[JURIST] A scheduled May 10 referendum [JURIST news archive] on a new constitution proposed by Myanmar's ruling junta is a "sham" designed to legitimize military rule, according to a report [text; press release] released Thursday by Human Rights Watch (HRW) [advocacy website]. HRW criticized the military government for arresting opposition activists and repressing media coverage in the lead-up to the referendum, saying:
The environment in Burma prior to the referendum has been one of continuing intimidation of the political opposition and general populace, denial of basic freedoms of expression, association, and assembly, and arbitrary arrests and detention. Under such widespread repression and a pervasive climate of fear, no free and fair referendum can take place in Burma.Opposition groups such as the National League for Democracy (NLD) led by Aung San Suu Kyi [JURIST news archive] have urged citizens to reject [JURIST report] the proposed constitution put forth by the military government, themselves labeling the referendum a "sham". In April, UN Special Rapporteur on Myanmar Paulo Sergio Pinheiro [official profile] told Reuters in an interview that Myanmar is completely ill-prepared to hold a national constitutional referendum [JURIST report] as part of a democratic political transition. AFP has more.

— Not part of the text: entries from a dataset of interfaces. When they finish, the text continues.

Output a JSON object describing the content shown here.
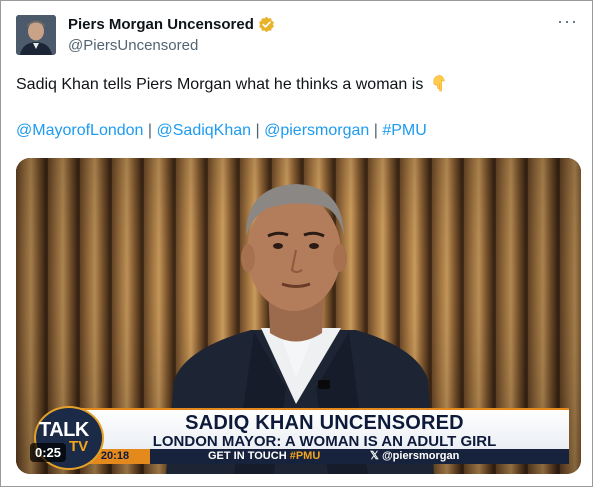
{
  "author": {
    "name": "Piers Morgan Uncensored",
    "handle": "@PiersUncensored",
    "verified_color": "#e8b22a"
  },
  "more_icon": "···",
  "tweet": {
    "text": "Sadiq Khan tells Piers Morgan what he thinks a woman is",
    "emoji": "pointing-down-hand",
    "tags": [
      "@MayorofLondon",
      "@SadiqKhan",
      "@piersmorgan",
      "#PMU"
    ],
    "separator": "|"
  },
  "video": {
    "timestamp": "0:25",
    "logo_talk": "TALK",
    "logo_tv": "TV",
    "headline": "SADIQ KHAN UNCENSORED",
    "subhead": "LONDON MAYOR: A WOMAN IS AN ADULT GIRL",
    "clock": "20:18",
    "ticker_prefix": "GET IN TOUCH",
    "ticker_tag": "#PMU",
    "ticker_handle": "@piersmorgan"
  },
  "colors": {
    "link": "#1d9bf0",
    "text": "#0f1419",
    "secondary": "#536471",
    "talk_orange": "#e48a1c",
    "talk_navy": "#17233d"
  }
}
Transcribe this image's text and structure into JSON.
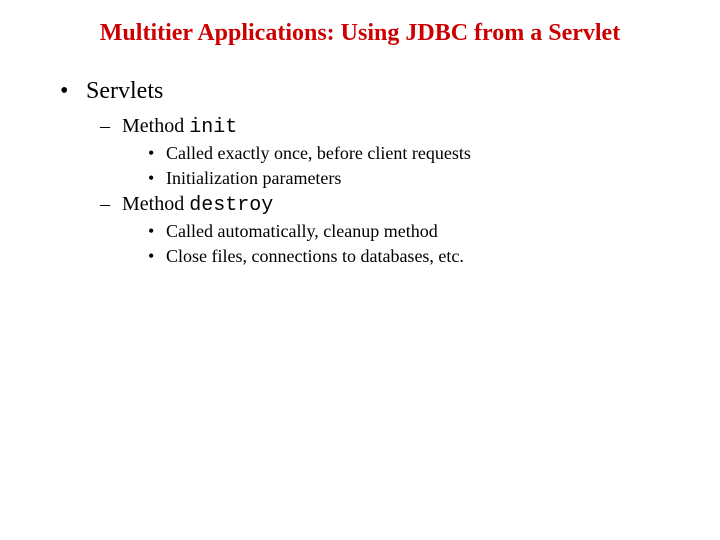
{
  "title": "Multitier Applications: Using JDBC from a Servlet",
  "l1": {
    "text": "Servlets"
  },
  "l2a": {
    "prefix": "Method ",
    "code": "init"
  },
  "l3a1": "Called exactly once, before client requests",
  "l3a2": "Initialization parameters",
  "l2b": {
    "prefix": "Method ",
    "code": "destroy"
  },
  "l3b1": "Called automatically, cleanup method",
  "l3b2": "Close files, connections to databases, etc."
}
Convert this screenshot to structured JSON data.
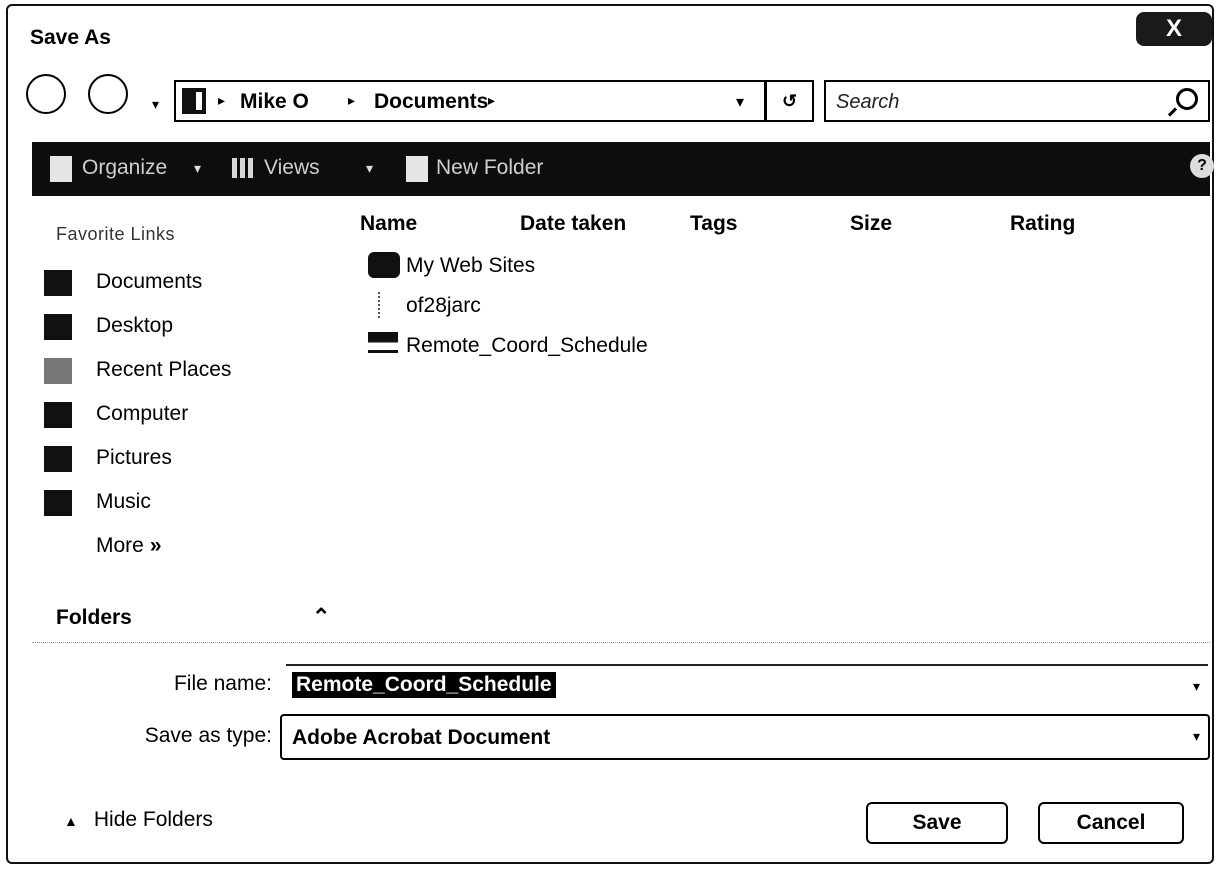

Since the military crackdown on monks and pro-democracy protesters in August-September 2007, foreign governments and intergovernmental bodies have responded in varying ways. International criticism may be partly responsible for the referendum being announced, in February 2008, but it will not ensure that the vote is conducted freely. Concerted public pressure and targeted sanctions by the military governments international supporters as well as its detractors is needed if there is to be any hope that real democratic progress, rather than further constitutional travesties, can be achieved.
In March, AP reported that the draft constitution reserves 25 percent of parliamentary seats for the military [JURIST report] and would also block pro-democracy leader Suu Kyi from seeking office. It is unclear whether the ruling junta will allow international observers of the referendum as requested by the opposition.